═══ The records
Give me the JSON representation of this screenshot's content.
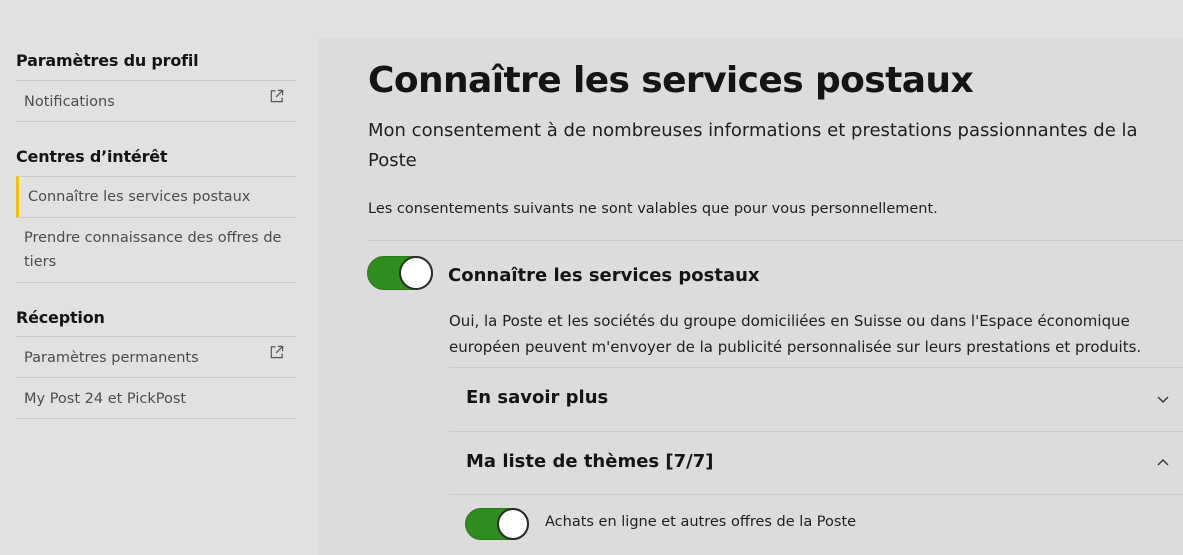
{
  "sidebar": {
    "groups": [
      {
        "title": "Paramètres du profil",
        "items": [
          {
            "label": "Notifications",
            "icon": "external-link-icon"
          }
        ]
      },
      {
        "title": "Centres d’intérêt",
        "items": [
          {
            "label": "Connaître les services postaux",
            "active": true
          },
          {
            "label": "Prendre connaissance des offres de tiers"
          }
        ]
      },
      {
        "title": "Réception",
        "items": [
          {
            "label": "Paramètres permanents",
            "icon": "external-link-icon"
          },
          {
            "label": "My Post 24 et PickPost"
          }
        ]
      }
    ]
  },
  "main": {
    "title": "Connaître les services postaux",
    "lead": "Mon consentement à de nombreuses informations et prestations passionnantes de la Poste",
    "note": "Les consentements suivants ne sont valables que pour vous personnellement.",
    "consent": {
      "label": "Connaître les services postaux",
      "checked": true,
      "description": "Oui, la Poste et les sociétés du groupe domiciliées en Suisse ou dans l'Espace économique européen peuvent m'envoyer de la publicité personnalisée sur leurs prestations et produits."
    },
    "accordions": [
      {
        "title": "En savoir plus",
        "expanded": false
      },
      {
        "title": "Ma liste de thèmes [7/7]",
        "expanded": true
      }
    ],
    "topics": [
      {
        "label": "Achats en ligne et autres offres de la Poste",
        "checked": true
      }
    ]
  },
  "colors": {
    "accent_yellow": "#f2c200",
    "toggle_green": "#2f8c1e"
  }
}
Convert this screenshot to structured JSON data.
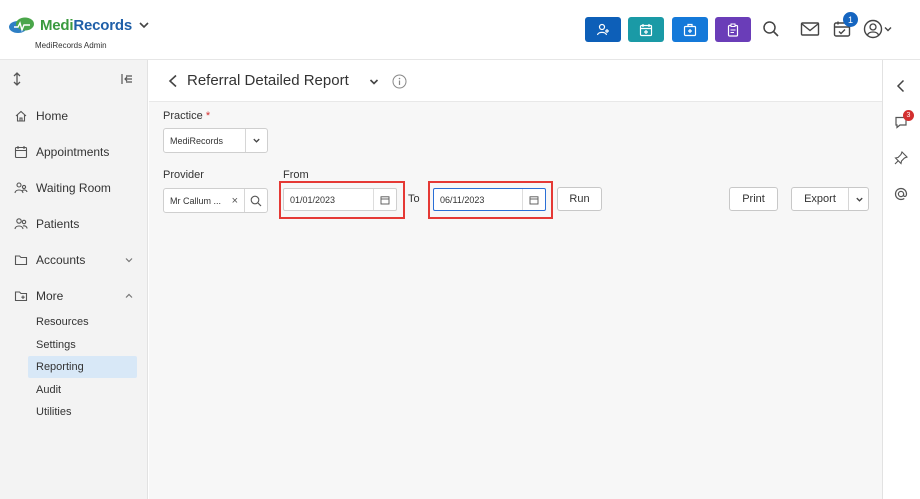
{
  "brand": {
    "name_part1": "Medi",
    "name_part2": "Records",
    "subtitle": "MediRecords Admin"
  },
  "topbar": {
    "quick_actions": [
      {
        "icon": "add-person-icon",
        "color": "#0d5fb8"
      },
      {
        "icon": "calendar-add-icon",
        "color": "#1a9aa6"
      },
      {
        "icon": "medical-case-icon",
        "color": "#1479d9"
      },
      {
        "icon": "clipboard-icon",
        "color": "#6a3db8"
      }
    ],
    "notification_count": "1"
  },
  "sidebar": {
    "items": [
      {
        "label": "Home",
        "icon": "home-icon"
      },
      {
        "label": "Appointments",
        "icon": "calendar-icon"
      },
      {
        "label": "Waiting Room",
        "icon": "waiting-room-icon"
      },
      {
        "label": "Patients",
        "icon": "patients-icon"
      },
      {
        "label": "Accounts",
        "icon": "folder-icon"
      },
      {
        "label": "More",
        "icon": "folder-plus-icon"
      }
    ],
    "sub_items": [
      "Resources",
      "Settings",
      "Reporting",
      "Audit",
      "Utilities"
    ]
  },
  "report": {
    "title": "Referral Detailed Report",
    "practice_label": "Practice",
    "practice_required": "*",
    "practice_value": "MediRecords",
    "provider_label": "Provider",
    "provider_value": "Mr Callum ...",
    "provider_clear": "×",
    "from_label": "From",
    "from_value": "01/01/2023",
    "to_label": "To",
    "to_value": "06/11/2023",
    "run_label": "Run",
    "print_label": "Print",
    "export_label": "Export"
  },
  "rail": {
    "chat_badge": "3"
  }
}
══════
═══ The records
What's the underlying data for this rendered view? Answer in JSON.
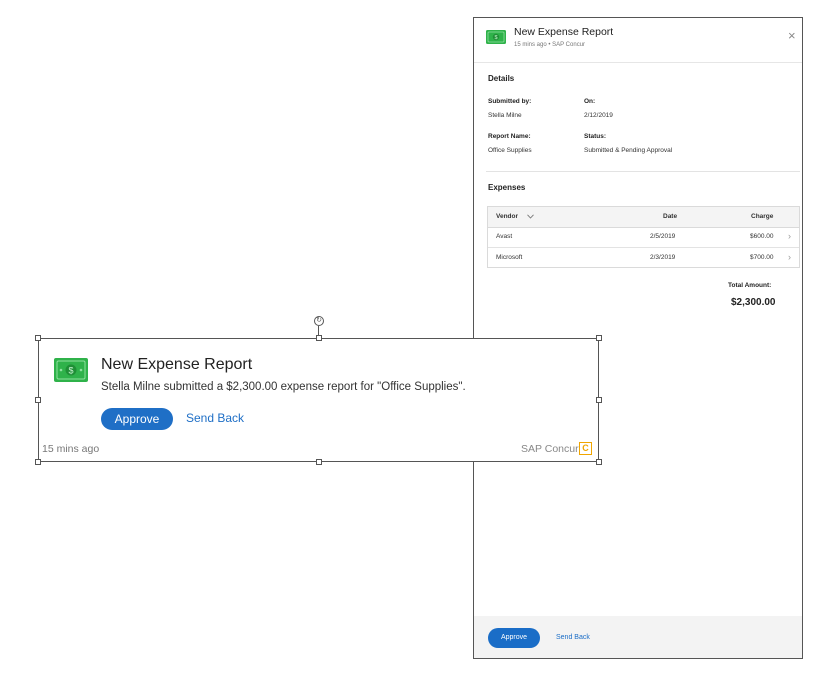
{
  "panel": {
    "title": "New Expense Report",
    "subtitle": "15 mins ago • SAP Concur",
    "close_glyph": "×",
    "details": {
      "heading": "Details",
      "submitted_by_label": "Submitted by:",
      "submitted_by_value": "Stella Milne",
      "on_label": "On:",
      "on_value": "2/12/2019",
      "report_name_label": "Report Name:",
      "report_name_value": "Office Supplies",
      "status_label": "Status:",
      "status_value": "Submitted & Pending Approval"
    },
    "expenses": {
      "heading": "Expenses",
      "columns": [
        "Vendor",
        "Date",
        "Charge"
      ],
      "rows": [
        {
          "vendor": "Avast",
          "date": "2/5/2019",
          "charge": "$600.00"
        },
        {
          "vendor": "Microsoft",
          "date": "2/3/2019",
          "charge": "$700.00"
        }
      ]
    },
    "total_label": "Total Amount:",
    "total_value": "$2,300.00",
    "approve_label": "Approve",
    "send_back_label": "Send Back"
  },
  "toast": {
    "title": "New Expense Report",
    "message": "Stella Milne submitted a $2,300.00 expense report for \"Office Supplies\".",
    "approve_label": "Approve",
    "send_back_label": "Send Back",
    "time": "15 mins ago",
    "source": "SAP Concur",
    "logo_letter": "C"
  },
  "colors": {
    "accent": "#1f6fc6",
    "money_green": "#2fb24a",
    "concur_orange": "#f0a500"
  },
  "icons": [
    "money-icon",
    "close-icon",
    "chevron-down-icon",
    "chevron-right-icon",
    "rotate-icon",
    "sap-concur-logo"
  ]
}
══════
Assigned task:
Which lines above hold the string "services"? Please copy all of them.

Exercise result:
            "label": "Connaître les services postaux",
    "title": "Connaître les services postaux",
      "label": "Connaître les services postaux",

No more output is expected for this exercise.